The Real Price of Valintines Day.

what is child mining?

What is child mining?

Child mining is a type of labor, like most labor it is working in terrible contend with little care. These children are forced to work very long days if mining with little rest. The places these mines and stuff are found are usally in South America, South Asia, all over Africa and can even be found in Mexico. A child who works in diamond mines usally only finds 5-6 dimonds, per day. After finding them they go to local market to sell, and if they can't sell there they go to the black market. A diamond usally only sells for about 1-2 American dollars. A child may also work in a gold, silver, or jewel mines. All in the same conditions, Sometimes you are forced to go in a very small hole with 1-2 other people. A child working in the minds is usally about 5-16 years old and work at least 12 hour days. A child is usally forced to work in mines when there parents can no longer afford to support there family on there own, so they must forced there child into work.
Children of the mines
Big image

Where does this labor happen

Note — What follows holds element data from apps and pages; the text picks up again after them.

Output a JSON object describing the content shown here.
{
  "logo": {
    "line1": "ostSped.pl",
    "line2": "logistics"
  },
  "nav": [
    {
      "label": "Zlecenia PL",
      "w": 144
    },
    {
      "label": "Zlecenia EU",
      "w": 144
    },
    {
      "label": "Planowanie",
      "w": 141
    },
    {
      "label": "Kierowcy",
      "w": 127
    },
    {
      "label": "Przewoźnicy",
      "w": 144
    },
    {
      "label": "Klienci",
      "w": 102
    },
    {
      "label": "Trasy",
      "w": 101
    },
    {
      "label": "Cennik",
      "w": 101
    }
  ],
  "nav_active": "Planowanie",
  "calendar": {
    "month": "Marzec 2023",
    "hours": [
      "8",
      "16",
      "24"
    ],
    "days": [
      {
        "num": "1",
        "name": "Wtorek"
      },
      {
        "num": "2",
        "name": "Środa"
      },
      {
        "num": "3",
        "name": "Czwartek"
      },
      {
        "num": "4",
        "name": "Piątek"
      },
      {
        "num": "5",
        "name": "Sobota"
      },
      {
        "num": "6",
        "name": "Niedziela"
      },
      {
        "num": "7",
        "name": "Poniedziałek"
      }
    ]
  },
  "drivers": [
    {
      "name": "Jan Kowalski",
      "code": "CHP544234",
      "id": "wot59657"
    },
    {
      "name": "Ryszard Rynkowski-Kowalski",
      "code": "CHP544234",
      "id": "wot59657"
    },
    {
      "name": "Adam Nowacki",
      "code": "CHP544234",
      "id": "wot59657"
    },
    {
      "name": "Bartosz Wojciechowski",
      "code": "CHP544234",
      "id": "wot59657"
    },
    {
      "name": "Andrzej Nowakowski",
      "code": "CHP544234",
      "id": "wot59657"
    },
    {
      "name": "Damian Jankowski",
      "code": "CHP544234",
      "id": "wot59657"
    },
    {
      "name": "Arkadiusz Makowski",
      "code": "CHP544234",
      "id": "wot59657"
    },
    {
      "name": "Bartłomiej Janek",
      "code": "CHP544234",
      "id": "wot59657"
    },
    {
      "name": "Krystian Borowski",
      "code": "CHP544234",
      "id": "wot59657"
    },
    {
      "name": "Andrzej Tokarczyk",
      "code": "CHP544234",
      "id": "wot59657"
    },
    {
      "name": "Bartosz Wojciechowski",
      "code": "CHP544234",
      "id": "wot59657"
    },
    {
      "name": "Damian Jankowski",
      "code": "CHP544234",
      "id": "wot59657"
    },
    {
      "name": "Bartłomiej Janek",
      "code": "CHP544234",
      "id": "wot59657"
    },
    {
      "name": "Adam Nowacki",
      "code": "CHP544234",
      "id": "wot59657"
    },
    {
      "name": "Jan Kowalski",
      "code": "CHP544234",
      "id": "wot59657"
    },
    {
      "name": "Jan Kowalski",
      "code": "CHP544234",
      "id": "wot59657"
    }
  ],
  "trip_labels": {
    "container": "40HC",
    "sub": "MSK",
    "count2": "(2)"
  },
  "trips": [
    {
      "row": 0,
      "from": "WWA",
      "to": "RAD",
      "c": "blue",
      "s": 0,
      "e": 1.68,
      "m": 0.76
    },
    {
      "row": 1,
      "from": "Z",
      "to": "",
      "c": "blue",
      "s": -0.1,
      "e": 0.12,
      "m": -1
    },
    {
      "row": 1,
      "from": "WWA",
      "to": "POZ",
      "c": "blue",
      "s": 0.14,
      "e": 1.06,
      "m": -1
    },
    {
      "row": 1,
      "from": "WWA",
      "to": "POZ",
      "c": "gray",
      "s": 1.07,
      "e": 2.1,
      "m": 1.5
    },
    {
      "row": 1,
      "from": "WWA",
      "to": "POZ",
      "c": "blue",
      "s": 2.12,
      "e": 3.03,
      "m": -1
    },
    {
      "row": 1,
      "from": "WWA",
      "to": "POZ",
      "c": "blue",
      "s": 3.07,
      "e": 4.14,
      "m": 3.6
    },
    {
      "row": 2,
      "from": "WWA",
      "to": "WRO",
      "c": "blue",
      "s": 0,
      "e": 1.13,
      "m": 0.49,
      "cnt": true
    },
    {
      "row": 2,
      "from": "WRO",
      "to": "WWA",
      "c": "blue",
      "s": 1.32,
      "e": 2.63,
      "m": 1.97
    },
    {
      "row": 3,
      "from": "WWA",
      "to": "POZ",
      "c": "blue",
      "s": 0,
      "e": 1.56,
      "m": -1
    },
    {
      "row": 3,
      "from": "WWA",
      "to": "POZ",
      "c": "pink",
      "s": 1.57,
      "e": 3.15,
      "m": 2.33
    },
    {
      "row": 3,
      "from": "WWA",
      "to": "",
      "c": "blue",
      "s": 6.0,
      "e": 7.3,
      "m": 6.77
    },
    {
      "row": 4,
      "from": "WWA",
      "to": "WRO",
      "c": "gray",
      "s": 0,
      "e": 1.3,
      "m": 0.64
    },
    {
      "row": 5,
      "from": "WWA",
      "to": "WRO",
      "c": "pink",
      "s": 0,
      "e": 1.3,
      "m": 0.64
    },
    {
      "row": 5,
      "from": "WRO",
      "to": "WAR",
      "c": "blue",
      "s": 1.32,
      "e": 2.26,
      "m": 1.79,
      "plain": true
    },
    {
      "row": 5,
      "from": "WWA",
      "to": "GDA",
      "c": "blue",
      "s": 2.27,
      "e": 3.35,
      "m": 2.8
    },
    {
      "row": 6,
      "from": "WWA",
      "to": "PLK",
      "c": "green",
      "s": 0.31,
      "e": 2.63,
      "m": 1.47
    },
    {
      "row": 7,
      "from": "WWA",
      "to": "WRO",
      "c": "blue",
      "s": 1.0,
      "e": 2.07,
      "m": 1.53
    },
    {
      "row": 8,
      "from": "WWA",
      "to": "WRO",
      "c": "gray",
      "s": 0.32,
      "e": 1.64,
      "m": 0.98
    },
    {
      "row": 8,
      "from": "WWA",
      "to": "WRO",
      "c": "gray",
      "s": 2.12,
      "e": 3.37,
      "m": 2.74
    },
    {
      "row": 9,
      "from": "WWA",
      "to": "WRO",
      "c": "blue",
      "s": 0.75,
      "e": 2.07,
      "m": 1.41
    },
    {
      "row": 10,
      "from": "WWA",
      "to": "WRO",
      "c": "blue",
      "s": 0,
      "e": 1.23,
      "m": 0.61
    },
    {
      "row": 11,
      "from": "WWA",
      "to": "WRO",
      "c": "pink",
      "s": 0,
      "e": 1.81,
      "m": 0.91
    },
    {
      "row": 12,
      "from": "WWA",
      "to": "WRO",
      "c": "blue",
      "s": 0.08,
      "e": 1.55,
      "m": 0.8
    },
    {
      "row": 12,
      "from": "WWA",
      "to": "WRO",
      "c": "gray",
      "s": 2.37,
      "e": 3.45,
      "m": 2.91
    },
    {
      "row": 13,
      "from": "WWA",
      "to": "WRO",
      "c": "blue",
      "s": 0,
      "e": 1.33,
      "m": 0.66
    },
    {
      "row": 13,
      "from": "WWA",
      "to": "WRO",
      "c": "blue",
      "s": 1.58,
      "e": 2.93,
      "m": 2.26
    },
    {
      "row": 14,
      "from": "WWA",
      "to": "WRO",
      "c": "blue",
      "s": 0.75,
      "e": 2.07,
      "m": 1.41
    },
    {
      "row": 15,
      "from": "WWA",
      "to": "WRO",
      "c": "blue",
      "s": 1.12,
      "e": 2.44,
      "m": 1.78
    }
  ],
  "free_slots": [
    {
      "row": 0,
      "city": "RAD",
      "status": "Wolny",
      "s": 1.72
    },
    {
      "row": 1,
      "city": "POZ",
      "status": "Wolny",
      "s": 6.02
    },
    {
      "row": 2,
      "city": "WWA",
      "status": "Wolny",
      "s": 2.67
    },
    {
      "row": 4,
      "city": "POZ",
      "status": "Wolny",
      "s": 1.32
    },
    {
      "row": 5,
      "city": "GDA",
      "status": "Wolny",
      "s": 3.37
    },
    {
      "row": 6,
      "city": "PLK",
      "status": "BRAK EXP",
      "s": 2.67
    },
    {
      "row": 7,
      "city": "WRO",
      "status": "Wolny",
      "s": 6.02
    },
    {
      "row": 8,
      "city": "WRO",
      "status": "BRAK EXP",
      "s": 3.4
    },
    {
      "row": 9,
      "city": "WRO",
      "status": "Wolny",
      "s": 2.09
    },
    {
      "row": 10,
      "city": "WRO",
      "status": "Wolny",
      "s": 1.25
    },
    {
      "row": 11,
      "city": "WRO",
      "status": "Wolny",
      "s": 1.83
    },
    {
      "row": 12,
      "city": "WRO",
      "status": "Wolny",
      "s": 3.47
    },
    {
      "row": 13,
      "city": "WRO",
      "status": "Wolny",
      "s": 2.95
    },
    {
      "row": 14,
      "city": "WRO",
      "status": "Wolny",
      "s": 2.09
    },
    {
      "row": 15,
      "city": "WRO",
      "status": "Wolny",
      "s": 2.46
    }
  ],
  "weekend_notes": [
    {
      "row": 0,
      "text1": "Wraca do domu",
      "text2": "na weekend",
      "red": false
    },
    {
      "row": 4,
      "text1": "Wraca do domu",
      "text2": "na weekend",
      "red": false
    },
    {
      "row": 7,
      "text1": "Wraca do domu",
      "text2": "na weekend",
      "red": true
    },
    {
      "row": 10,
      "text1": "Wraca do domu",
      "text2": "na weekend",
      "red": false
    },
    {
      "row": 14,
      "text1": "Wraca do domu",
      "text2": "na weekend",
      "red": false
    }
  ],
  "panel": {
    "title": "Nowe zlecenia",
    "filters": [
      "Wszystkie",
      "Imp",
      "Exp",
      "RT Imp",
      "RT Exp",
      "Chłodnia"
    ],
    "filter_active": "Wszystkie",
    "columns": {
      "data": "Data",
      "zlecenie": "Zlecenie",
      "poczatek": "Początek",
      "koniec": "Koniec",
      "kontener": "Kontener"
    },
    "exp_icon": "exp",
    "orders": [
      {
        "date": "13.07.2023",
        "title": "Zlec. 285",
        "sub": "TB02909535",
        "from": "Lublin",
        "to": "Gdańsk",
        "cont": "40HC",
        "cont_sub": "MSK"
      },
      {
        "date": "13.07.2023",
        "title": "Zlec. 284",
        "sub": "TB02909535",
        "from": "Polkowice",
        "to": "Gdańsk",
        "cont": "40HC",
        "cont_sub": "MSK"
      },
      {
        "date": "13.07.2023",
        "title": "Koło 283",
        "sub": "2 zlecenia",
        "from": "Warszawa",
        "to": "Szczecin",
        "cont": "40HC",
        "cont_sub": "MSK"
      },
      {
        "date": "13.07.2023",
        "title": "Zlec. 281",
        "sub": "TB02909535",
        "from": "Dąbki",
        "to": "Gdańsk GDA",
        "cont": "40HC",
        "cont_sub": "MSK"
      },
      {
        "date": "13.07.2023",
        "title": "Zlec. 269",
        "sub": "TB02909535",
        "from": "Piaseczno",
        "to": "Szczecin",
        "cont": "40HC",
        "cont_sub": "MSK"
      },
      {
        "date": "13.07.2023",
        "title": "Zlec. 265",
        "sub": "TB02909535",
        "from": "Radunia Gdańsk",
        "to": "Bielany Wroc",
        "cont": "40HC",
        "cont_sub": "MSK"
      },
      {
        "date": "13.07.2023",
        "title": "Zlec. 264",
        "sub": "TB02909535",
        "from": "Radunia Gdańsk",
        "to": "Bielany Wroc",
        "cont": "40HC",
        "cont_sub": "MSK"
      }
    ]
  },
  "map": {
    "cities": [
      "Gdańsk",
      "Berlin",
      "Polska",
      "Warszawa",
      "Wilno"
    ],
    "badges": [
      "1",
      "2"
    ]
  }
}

Child mining is mostly found in South Asia but can also be found in parts of Africa and northern South America, it is found in many other places around the world as well, it has also been said that it can be found in Mexico. Once these children find the mineral they are looking for they usually go to the town to sell them on the market, some children even go to the black market, you would think these child would be very rich , but, 1 diamond is usually sold for less then 2 American dollars.

What is a child's job?

A child's job is usally to sift which means they take gravel or sand that is said to have whatever mineral in it, they put the sand or gravel on a player and shake it until it is small enough to see the dimonds or gold. Or they may carry up bags of sand to be sifted. There of corse are many other jobs as well.

Hamsi, an 11 year old boy.

Even though he is only 11 years old, Hamisi already has had a career as a miner. He dropped out of his third year of primary school and left his home village of Makumira in Tanzania after his father was unable to pay for his uniform and school fees. Although Hamisi's parents have their own half-acre coffee farm, their income fell sharply because of the decline in the market price for coffee throughout the world.

Hamisi had heard stories of people making money from mining and decided to try his luck. He asked his mother for a small amount of money to buy some socks and other items, but instead used this for the bus fare to Mererani, a town in northern Tanzania about 70 kilometres from his home. "I nearly suffocated inside the pits due to an inadequate supply of oxygen," he adds. At the mining sites and in the township children like Hamisi are called "nyokas", or "snake boys", because they crawl along the small tunnels underground just like snakes. The health of the snake boys is very poor, as they breathe in the harmful graphite dust found in the mines and they do not have enough to eat. Hamisi often worked up to 18 hours a day with only one meal of buns and boiled or cooked cassava." If he could find s gem stone he could make 24$-122$ but the was very rare.

Kay Jewlers.

They are one of many companies that don't use child labor for the dimonds they sell. Check out the companies customers information to read more.

10 facts

10 facts about child mining.

Website 1;


Works Cited

"Brilliant Earth." Brilliant Earth. N.p., n.d. Web. 16 Feb. 2016.

"Brilliant Earth." Brilliant Earth. N.p., n.d. Web. 23 Feb. 2016.

"Child Mining: 10 Facts (click on Title If a Numbered List Does Not Appear)." Stopchildlabor. N.p., n.d. Web. 23 Feb. 2016.

"ILO." Learn More about Child Labour in Mining (IPEC). N.p., n.d. Web. 16 Feb. 2016.